The event that happened Tuesday at the National Guard Armory in Baker City was at once heart-warming and heart-rending.
We were gratified that so many people - about 60 -turned out to learn how to help soldiers readjust to civilian life.
No group is more deserving of aid.
But we were also saddened to be reminded that it's hardly rare for returning military personnel to need such assistance.
The effects of war, suffice it to say, persist for years after the guns fall silent. Sometimes the pain, whether physical, mental or both, never dissipates.
This lingering damage can manifest in a myriad of ways, ranging from drug and alcohol abuse to confrontations that require the police to intervene.
We were pleased that local law enforcement officials were among those attending Wednesday's "Reintegration Summit." Although police must of course do their job dispassionately, it can only be to their benefit, and to that of the people they deal with, if officers learn skills that could help them defuse a potentially dangerous situation involving a veteran.
It's important to emphasize that most veterans, despite the trauma many have experienced, are no more likely to become violent than anyone else.

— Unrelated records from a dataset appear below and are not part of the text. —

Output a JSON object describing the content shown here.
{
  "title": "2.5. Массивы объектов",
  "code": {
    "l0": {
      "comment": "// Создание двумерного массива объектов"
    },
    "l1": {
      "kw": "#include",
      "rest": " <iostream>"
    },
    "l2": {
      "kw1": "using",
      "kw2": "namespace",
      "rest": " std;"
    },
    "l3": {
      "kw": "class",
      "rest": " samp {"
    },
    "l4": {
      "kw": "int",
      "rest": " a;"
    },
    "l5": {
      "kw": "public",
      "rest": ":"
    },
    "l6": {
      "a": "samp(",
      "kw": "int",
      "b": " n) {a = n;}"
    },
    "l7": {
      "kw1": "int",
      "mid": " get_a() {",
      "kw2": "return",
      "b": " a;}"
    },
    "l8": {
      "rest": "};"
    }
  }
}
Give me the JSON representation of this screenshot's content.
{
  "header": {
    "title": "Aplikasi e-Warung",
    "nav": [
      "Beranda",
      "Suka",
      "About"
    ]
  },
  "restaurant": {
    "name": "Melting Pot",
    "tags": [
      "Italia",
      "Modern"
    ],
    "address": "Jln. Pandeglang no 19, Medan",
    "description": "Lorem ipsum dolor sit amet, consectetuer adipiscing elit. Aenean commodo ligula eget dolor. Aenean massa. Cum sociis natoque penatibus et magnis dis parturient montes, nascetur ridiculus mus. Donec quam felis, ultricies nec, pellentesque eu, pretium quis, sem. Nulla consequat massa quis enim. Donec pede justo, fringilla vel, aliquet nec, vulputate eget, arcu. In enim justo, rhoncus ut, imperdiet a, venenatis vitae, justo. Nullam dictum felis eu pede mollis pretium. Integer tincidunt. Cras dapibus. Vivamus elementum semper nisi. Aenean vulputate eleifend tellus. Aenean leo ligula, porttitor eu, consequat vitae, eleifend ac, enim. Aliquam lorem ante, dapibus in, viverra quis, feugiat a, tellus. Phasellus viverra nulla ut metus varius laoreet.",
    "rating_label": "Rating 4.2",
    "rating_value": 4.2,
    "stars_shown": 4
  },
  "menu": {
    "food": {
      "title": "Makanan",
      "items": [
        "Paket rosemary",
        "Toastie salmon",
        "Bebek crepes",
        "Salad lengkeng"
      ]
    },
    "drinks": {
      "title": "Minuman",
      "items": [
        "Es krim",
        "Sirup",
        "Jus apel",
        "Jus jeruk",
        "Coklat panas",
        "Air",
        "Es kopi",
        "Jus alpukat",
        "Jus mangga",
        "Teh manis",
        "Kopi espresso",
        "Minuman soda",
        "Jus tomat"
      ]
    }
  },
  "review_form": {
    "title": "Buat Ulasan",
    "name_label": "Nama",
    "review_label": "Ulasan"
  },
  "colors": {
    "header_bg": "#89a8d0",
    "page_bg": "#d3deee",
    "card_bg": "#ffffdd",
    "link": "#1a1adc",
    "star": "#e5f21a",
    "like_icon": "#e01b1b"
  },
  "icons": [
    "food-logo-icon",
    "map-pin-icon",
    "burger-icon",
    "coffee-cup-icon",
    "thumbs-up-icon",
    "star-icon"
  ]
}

Still, we applaud the community, and various veterans support groups, for recognizing that, as a speaker pointed out Wednesday, in war, "everybody comes back changed."